There are also two important things that we learn about Nebuchadnezzar in this section. First, we see that he had immense power and that he misused it. In Daniel 4:27, Daniel makes it clear that Nebuchadnezzar had not used the power that God entrusted him with in a proper way. Secondly, we see that Nebuchadnezzar shrouds the dedication of this statue with a religious veneer. His actions remind us that something can look spiritual and still be blasphemous. This scenario also reminds us that it is wrong to assume that the most important thing about worship is it’s aesthetic effect. The most important thing about worship is ascribing to the Lord alone the glory due to His name.  

II. True Love for God and True Faith in God. 

In verses 8-18, we see the illustration of true love for God and true faith in God. These three Hebrew men had been faithful to the Lord. They had not bowed down to the statue. Their faithfulness in spite of Nebuchadnezzar's threats has been a constant encouragement to God's people through all ages. The author of Hebrews tells us that Shadrach, Meshach and Abednego had the kind of faith that could quench fire. What kind of a faith quenches fire? Well, Daniel tells us here in verse 17. First, he tells us that they had confidence in the power of God. Remember that they said, “If it be so, our God whom we serve is able to deliver us.” Thus, they were utterly confident in God's power to deliver them. Secondly, they were completely submissive to God's will. They did not say, “We are going to trust in God because He is going to deliver us.” Instead, they said, “We are going to trust in God even if He decides not to deliver us.” Their faith was not in their deliverance, their faith was in their God. And that's the same kind of loyalty and faith to which the Lord God is calling us. 

III. God Draws Near to His People During Their Trials. 

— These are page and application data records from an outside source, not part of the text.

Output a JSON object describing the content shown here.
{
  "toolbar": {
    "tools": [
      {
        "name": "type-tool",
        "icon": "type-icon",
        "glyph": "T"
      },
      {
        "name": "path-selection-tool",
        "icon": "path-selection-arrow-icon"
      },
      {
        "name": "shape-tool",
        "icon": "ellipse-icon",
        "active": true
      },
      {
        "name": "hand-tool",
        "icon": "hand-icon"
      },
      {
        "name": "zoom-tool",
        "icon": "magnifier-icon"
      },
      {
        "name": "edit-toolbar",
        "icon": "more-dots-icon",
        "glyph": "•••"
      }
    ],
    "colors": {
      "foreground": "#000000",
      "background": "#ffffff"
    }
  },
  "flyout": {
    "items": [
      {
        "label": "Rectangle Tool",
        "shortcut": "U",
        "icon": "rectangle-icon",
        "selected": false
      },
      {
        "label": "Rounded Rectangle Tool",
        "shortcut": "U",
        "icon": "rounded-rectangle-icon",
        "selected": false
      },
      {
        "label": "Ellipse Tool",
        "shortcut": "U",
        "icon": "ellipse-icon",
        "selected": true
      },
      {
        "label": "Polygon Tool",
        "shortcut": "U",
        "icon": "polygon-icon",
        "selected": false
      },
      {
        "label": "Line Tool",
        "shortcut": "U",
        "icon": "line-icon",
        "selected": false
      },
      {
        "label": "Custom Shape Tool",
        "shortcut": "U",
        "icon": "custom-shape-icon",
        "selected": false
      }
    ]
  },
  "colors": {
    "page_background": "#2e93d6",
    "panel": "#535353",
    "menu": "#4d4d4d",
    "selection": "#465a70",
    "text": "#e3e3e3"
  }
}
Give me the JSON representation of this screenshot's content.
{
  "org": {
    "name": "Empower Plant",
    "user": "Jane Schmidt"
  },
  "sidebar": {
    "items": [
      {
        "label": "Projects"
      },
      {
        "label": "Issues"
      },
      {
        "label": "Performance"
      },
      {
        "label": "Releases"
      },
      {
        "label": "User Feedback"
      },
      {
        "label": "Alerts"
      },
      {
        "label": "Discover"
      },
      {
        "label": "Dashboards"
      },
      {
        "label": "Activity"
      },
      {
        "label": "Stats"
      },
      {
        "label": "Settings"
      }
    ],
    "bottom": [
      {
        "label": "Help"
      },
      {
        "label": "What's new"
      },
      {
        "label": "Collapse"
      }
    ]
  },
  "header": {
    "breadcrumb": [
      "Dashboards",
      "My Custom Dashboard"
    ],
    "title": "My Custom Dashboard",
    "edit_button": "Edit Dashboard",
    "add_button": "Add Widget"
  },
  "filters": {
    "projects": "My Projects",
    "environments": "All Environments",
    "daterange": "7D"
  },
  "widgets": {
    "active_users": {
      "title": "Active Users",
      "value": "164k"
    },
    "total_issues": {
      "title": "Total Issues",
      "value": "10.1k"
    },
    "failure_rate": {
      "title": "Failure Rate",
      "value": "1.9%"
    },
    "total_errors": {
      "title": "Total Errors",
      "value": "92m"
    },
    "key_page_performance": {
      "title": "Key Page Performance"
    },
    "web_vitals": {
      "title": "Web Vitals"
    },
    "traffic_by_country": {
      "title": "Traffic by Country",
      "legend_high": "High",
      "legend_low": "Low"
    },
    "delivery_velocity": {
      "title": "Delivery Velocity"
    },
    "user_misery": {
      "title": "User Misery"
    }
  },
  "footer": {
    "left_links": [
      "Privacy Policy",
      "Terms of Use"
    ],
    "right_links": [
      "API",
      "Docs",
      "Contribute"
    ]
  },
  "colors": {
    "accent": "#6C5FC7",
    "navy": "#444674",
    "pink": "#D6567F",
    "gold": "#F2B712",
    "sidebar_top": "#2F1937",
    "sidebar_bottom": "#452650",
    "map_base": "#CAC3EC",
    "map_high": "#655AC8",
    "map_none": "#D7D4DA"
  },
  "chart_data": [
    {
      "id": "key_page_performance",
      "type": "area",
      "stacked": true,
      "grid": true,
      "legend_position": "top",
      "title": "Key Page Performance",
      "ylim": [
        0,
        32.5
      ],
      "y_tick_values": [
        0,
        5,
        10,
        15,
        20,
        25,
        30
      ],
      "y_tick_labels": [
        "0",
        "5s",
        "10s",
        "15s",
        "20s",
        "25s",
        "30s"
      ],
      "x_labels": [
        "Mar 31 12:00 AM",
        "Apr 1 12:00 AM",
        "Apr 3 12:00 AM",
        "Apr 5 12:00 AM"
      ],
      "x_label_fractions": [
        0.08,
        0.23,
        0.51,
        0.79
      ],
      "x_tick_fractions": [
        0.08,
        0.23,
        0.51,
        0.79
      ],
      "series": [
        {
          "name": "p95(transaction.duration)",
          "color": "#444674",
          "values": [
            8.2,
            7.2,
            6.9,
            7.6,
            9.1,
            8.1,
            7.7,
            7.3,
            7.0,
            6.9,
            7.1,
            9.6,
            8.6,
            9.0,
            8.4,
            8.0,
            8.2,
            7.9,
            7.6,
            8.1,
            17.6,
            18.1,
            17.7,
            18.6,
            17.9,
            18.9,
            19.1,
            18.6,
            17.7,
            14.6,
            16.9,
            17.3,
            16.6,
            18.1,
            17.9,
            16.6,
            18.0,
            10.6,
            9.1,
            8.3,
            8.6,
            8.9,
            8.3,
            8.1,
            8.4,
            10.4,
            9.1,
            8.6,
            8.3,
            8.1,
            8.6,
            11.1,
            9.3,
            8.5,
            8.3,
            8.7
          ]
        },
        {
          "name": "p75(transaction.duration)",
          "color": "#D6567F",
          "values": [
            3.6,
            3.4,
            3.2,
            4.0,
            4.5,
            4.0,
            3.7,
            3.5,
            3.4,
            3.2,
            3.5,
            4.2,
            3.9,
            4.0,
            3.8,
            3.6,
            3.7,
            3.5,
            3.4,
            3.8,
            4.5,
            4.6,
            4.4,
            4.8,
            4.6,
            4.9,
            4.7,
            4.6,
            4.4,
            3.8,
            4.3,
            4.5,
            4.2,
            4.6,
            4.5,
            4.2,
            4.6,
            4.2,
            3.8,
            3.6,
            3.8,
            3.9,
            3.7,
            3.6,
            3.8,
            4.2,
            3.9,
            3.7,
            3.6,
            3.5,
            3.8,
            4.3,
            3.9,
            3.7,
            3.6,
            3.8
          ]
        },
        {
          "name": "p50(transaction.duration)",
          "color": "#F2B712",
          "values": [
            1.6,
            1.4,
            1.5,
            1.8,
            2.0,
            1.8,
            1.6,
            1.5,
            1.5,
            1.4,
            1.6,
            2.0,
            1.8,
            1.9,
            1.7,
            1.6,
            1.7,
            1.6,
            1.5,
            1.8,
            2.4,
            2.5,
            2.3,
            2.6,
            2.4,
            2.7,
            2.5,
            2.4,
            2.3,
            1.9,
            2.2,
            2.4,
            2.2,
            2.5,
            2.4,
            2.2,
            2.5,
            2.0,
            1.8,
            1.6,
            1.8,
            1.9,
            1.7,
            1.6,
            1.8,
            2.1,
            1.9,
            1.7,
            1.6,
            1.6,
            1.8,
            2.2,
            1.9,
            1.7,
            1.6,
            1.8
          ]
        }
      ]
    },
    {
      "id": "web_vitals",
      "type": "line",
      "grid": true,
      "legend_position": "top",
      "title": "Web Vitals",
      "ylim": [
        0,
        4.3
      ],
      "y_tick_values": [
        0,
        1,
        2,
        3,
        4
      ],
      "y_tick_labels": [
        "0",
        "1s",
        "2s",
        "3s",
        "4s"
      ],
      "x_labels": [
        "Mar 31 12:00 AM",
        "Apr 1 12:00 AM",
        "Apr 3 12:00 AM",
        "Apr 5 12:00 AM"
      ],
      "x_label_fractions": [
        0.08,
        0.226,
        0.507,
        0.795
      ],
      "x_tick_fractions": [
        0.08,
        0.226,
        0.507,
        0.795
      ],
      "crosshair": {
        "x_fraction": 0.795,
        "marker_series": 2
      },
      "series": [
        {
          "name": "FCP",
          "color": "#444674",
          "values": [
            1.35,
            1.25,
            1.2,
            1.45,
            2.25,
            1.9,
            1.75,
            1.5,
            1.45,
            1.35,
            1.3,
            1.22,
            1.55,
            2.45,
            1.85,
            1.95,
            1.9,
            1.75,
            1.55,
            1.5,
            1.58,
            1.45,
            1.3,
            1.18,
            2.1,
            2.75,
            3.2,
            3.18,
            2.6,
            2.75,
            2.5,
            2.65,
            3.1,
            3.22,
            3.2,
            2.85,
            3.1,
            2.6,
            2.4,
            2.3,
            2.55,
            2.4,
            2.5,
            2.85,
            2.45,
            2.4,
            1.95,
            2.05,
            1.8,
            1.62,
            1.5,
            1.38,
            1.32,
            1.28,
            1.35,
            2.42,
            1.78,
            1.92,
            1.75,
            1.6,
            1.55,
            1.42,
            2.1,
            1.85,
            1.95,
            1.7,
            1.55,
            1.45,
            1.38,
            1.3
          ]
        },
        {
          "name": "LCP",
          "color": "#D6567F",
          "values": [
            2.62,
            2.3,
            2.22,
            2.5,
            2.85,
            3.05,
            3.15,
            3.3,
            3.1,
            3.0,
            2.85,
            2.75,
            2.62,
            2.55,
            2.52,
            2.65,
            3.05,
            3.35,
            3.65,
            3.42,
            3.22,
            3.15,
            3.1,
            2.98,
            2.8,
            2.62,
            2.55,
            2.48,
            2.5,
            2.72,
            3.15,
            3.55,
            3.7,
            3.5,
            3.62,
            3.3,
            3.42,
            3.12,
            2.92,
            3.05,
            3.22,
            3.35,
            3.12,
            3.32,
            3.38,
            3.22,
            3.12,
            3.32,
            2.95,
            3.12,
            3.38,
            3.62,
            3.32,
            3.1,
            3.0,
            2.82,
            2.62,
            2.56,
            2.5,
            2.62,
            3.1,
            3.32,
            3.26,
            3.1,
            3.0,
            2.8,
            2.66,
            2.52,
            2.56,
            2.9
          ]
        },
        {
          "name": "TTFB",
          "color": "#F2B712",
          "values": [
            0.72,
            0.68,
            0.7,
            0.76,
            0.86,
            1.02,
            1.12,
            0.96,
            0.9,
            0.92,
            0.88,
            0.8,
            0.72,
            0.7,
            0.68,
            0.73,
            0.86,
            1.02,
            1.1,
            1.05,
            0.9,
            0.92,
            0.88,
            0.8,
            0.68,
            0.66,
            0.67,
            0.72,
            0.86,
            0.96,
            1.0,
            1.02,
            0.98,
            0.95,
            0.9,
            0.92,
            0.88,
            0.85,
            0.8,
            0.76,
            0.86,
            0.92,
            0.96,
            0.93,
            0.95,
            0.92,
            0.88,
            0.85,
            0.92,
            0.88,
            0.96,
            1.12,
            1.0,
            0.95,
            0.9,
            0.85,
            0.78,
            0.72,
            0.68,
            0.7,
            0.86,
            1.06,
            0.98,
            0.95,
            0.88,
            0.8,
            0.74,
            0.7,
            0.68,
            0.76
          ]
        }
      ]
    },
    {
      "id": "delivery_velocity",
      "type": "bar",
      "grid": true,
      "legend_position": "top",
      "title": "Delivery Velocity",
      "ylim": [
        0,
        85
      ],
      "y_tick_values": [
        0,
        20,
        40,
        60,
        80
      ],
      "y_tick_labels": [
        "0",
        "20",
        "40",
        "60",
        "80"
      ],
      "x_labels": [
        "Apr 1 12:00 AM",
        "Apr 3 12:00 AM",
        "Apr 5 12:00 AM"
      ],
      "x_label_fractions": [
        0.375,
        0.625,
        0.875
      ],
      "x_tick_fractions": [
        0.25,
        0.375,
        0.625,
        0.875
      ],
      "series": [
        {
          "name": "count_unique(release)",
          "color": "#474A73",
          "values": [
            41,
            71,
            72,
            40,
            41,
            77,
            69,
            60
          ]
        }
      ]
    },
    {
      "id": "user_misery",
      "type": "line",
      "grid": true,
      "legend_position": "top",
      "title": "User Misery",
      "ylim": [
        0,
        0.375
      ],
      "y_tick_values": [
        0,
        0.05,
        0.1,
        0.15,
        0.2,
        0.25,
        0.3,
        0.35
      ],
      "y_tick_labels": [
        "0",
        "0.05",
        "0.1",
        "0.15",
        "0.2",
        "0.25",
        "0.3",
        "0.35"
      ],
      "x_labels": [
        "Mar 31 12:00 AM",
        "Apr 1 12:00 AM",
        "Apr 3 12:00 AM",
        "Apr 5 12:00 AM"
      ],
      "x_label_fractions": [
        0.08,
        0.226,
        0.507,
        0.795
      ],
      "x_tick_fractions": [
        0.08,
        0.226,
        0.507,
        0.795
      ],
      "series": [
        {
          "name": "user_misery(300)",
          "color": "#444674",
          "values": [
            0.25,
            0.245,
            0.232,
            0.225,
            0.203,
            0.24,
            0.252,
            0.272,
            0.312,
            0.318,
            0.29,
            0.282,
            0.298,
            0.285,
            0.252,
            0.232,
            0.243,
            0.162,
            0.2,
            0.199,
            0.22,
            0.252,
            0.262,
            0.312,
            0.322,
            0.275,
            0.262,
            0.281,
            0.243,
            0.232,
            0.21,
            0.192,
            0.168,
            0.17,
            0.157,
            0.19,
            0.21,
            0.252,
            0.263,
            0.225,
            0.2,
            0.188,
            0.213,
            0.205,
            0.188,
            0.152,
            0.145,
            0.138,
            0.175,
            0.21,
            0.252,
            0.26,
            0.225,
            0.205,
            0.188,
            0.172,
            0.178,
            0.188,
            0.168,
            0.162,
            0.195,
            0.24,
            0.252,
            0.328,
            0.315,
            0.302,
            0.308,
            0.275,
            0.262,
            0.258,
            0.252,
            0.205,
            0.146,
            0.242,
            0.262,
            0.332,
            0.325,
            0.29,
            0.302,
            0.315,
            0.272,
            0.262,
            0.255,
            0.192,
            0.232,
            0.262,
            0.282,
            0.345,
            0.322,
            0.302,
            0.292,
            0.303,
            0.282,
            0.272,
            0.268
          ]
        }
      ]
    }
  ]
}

In verses 19-25, we see the perfect picture of Christian testing. Despite being faced with the command to worship the king or die, these three men remain faithful to God. As a result, Nebuchadnezzar is enraged because they have undercut his whole purpose which was to gather an assembly there to show how great he is and show their loyalty to him. Sometimes we seem to be called into a service that seems overwhelming and impossible. Yet, the deliverance which God gives to these three men is a miraculous inbreaking of the future triumphant kingdom of God to vindicate His servants and His message. This passage also reminds us of how God draws near to His people in the midst of their trials. We have to remember that it is our job to be faithful. It is the Lord's job to decide in His good providence how He's going to work out the consequences of our faithfulness. 

IV. God's Faithfulness and Man's Hard-Heartedness.  

Finally, in verses 26-30, we see their faith triumphant. God had delivered these three faithful men from the fiery trial. But we also see a tyrant still intact in his depravity. Nebuchadnezzar’s words may seem gracious, but notice that he doesn't acknowledge the God of Shadrach, Meshach and Abednego as his God. He simply acknowledges that their God is pretty amazing. He doesn’t say that Babylon will forego its idols and worship the living and the true God. He just says, “We’ll tolerate your particular way of worship.” In other words,  Nebuchadnezzar's response is superficial. He was astonished by the miracle and he was no doubt impressed by the courage of these men, but he has not fundamentally changed in his heart. Nebuchadnezzar makes a poor attempt to compensate for the wickedness that he had done by giving the three men religious freedom and advancing them in the kingdom. In his actions, he is saying, “For my evil deed I'm going to do a couple of good deeds and that will make up for what I did.” That's classic pagan thinking. That is works-based righteousness. But only the work of Christ can cancel out your sins. No deed that we can do can cancel out our sins. There are many lessons here. But surely two stand out. First, God works all things for good for those who love Him. And secondly, the truth that God gives us grace in a time of need. May God, by His Holy Spirit, give us grace so that we would remain faithful to Him no matter the circumstances.


Powered by Creative Circle Media Solutions